taking place on Dugi Otok some time in August so we about faced and headed south. We found a great anchorage north of Sali town and whizzed into Sali in the dinghy that evening, arriving in the harbour to be shrouded in wisps of smoke and clouds of cordite from the fireworks display floating off into the atmosphere.
The place was buzzing. We discovered that the following evening there would be a parade, donkey music and a donkey race. We were up for that.
The parade was led by the Old Timers (see pic) followed by a stream of men marching along blowing into cow horns. The noise produced was reminiscent of donkey braying and was accompanied by a beating rhythm created from clanking pieces of metal inside an old fashioned hot coals style of iron.
They beat their donkey tattoo all down the harbour front, sashaying in and out of each other in snaking lines.
It really was quite a spectacle, if somewhat limited in its dynamics, being essentially one note from the horn and one rhythm from the iron. However, what it lacked in musicality it more than made up for in volume. The great cacophony continued to reverberate round the harbour and everyone enjoyed the quirkiness of it all.
Next the donkeys came behind, being alternatively cajoled, tempted and bullied into following along.
One guy leading a donkey had carrots tucked into his belt.
Here we were fortunate to be sitting near a delightful Croatian lady from the island who had lived in California since 1967. She now come ‘home’ every year with here husband Tony who was the flag bearer of the parade.
Then came the donkey race…a mad dash round the harbour on the aforementioned donkeys. This was quite a sight to behold. Poor donkeys.
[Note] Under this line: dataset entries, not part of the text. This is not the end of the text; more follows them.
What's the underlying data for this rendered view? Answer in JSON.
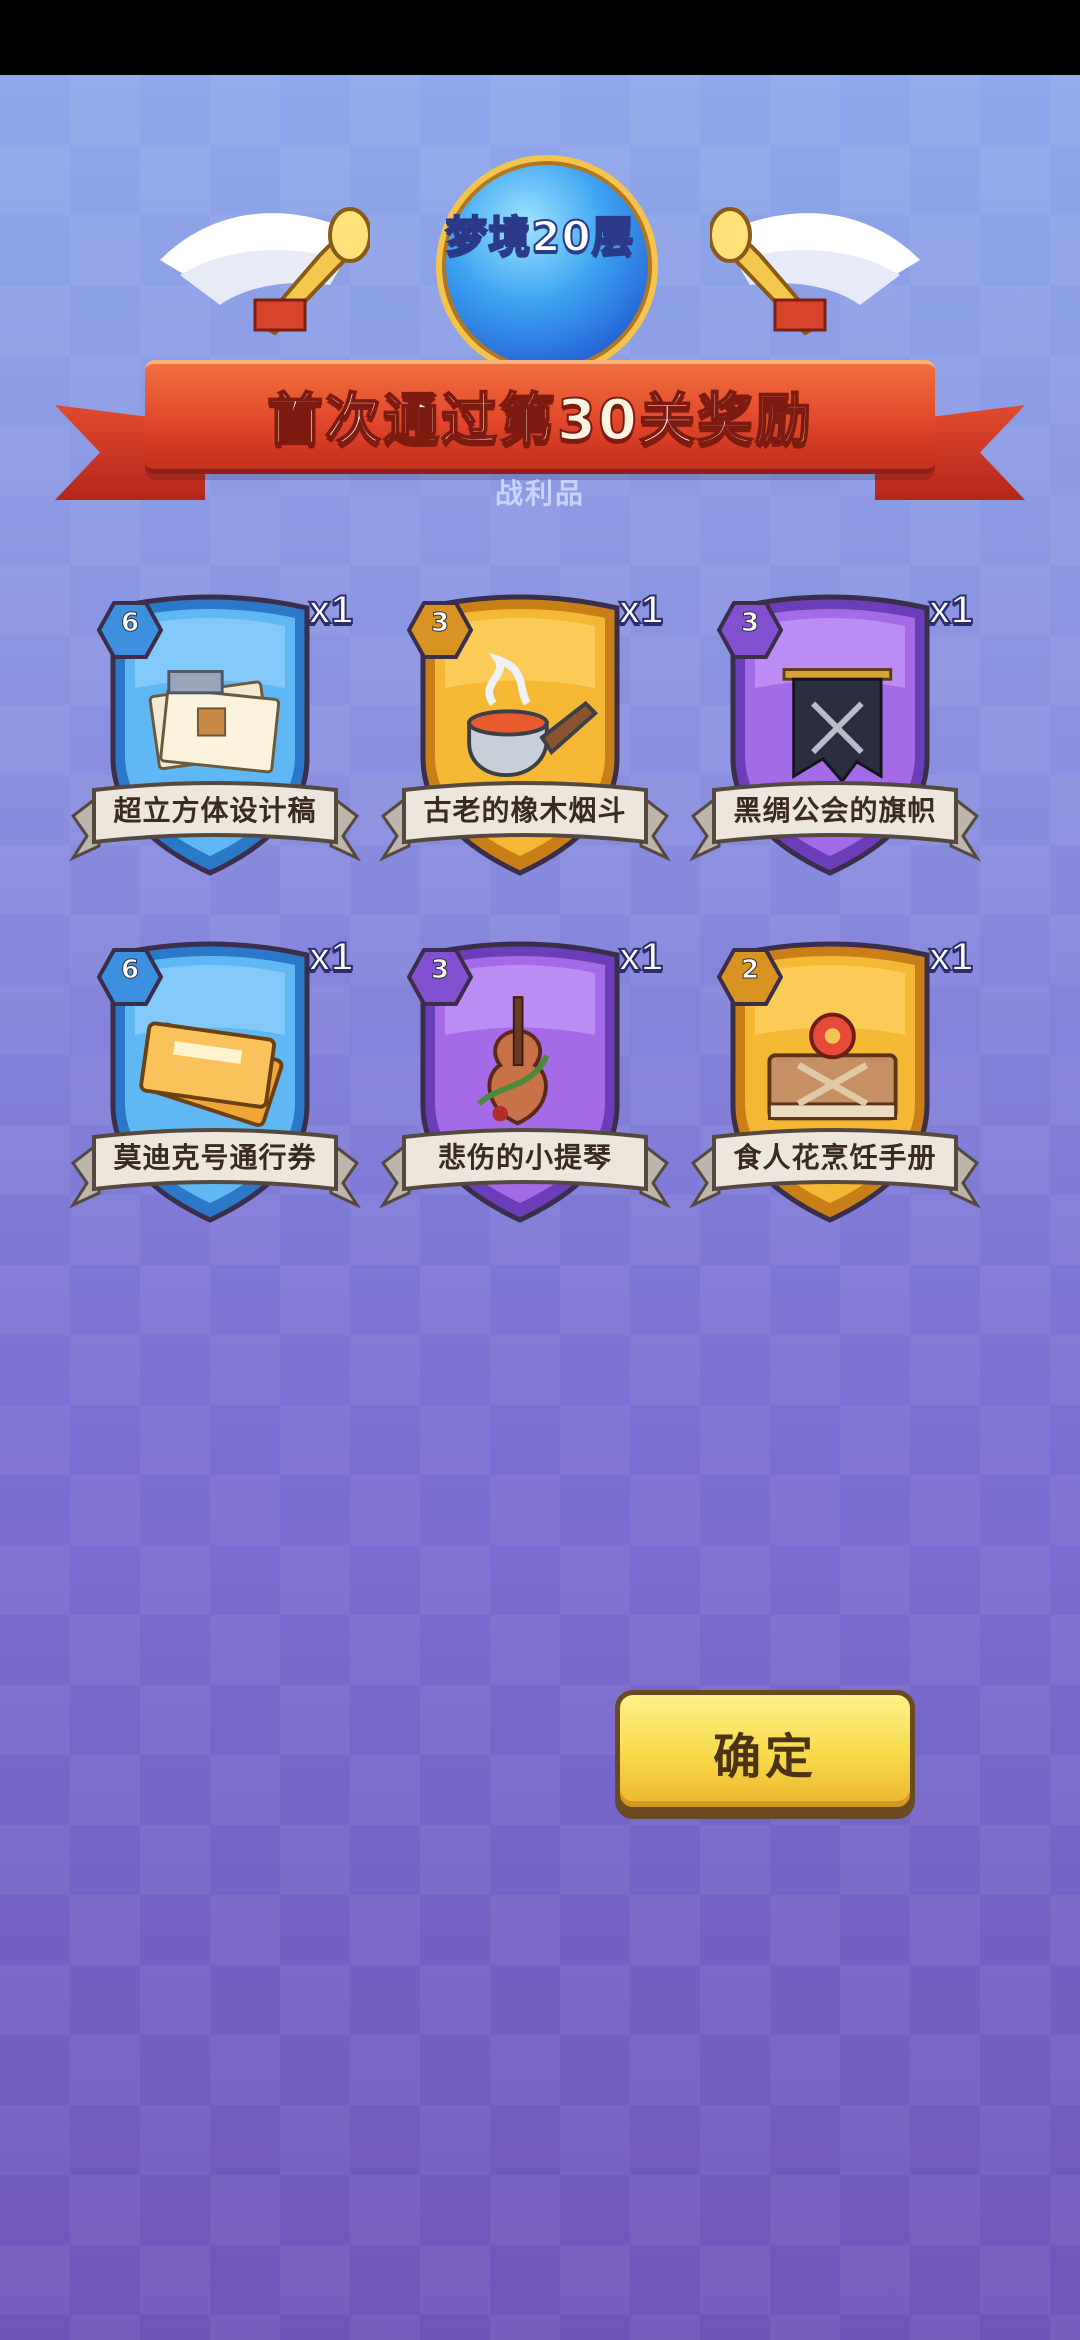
{
  "header": {
    "level_badge": "梦境20层",
    "title": "首次通过第30关奖励"
  },
  "section": {
    "label": "战利品"
  },
  "rewards": [
    {
      "name": "超立方体设计稿",
      "tier": "6",
      "quantity": "x1",
      "theme": "blue",
      "icon": "blueprint-icon"
    },
    {
      "name": "古老的橡木烟斗",
      "tier": "3",
      "quantity": "x1",
      "theme": "gold",
      "icon": "pipe-icon"
    },
    {
      "name": "黑绸公会的旗帜",
      "tier": "3",
      "quantity": "x1",
      "theme": "purple",
      "icon": "banner-flag-icon"
    },
    {
      "name": "莫迪克号通行券",
      "tier": "6",
      "quantity": "x1",
      "theme": "blue",
      "icon": "ticket-icon"
    },
    {
      "name": "悲伤的小提琴",
      "tier": "3",
      "quantity": "x1",
      "theme": "purple",
      "icon": "violin-icon"
    },
    {
      "name": "食人花烹饪手册",
      "tier": "2",
      "quantity": "x1",
      "theme": "gold",
      "icon": "cookbook-icon"
    }
  ],
  "confirm_button": {
    "label": "确定"
  },
  "colors": {
    "blue": "#5fb8f4",
    "gold": "#f4b834",
    "purple": "#a56ae8",
    "ribbon": "#e1472b"
  }
}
There was an out and out winner of the eight or so donkeys in the race and he was duly presented with a huge prosciutto ham. I don’t know what the donkey was given.
After all this excitement, we bid farewell to our new best friends and headed back to the boat.
In Murter once more, we refuel-ed, stocked up on provisions and water, did a stack of laundry and prepared for the next few weeks.
We met up with two Brit boats and had a boozy and very late night on Linea with Chris from Windependent and Miles and Bridget from Nirvana.
We then had a good sail south to Rogoznica from where I would be leaving Ian and Linea to pop back briefly to the UK for a reunion with the girls I used to share a house with on Brudenell Avenue whilst at Carnegie – Leeds in the 80s.
Next time, read about my weekend in Leeds and after that about our time with Keira and Lucy as we take in some of the southern Croatian islands.